The VMC Inc. Employee Incentive Program
Here's how ABC Animal Hospital determines its bonuses using the VMC Inc. Employee incentive program.
1. Determine employee bonus fund amount
Gross income this quarter $110,000
Less prior year's gross income for same quarter -$105,000
Equals increase in gross income for same quarter $5,000
Multiply by 10% x 0.10
Total employee bonus fund $500
2. Determine bonus fund value per share
A. Total the evaluation scores for all the practice's full-time employees.
70 (Judy) + 80 (Jackie) + 100 (Claire) = 250
B. For all part-time employees, take the average number of hours worked and divide by 40 (a full-time week). Multiply this by the employee's evaluation score to determine the adjusted evaluation score.
17.5 hours worked / 40 = 0.4375
0.4375 x 80 = 35 (April's adjusted evaluation score)
C. Total all evaluation points scored by full-time and part-time employees.
250 + 35 = 285
D. Divide the total employee bonus fund by the total points scored.
$500 / 285 = 1.75 (bonus fund value per share)
3. Calculate individual employee bonuses
Multiply each employee's score by the bonus fund value per share.
Judy 70 x 1.75 = $122.50
Clare 100 x 1.75 = $175
Jackie 80 x 1.75 = $140
April 35 x 1.75 = $61.25
I need help setting fees!
Who doesn't? That's why the crack teams at WTA Veterinary Consultants and Veterinary Economics (yep, that's us!) conduct the annual Benchmarks Study of Well-Managed Practices. Cause even the best practices in the country really, really wanna know what their colleagues are charging-and why.
Want a sneak peek at Benchmarks data? Click here to look at whether pharmacy sales have dropped. Or here to see what's stressing you out. Over here for a look at which new services Well-Managed Practices are adding. Click this for a link to buy the book.

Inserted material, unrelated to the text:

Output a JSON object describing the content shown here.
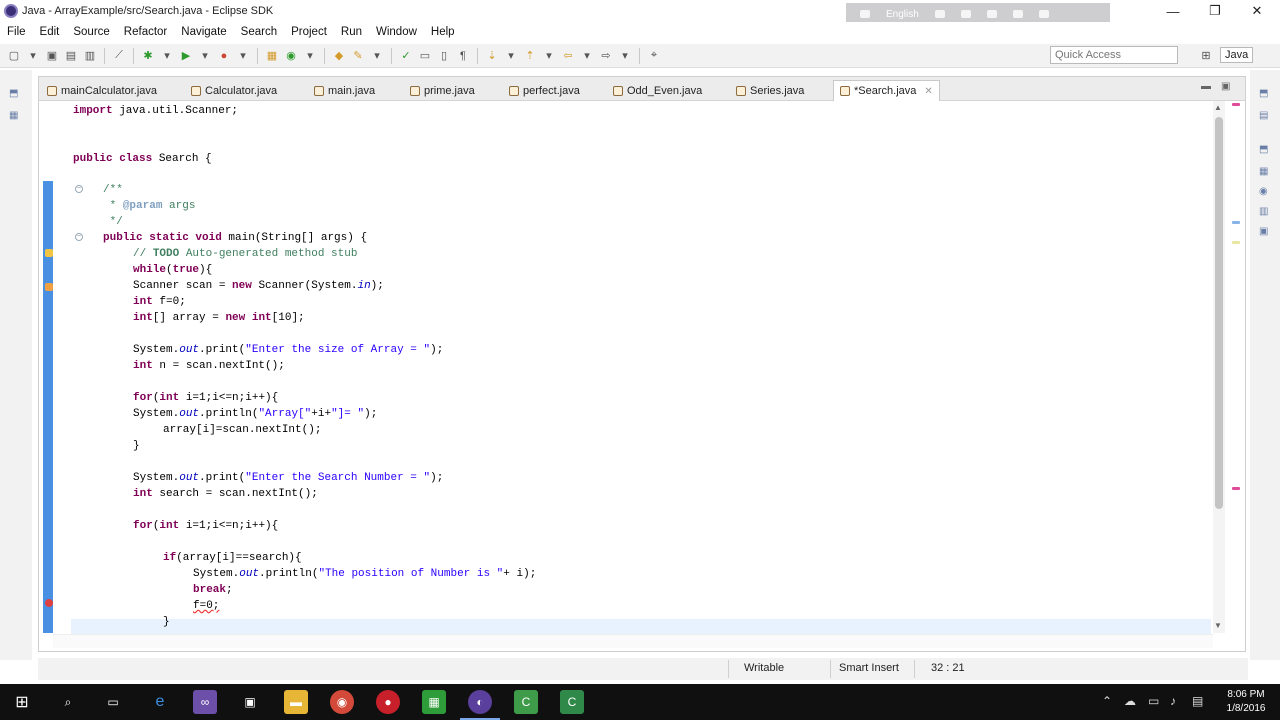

I need MORE financial help!
Every other year, Benchmarks looks at some of the deeper underlying challenges facing veterinary practices. In 2016, they're tackling leadership, boosting ROI with your tech toolbox and transition planning. Need help? We're here! (Err, click here. You know. For the
If you want to be one of the best, there's no need to dream it up yourself.
You spend all kinds of time and energy healing animals and keeping clients happy. But you know you need to focus on those other feel-good things ... like increased revenue, better leadership and a practice that runs smoothly.
And you think you have to figure that out all by yourself.
Guess what, dear reader? You don't. You get your hands on Benchmarks 2016: A Study of Well-Managed Practices. And you let those all-star practices-the ones that provide top-notch animal care while making serious bank-show you the way.
Benchmarks 2016 has action steps to ...
> increase profits (and client and patient benefits through communication)
> fuse leadership and management (for a team-based culture with empowered employees)
> take advantage of technology (developing your goals and mapping out a strategy)
> get ready for transition (by prepping yourself, your practice and your buyer to ensure your practice's legacy)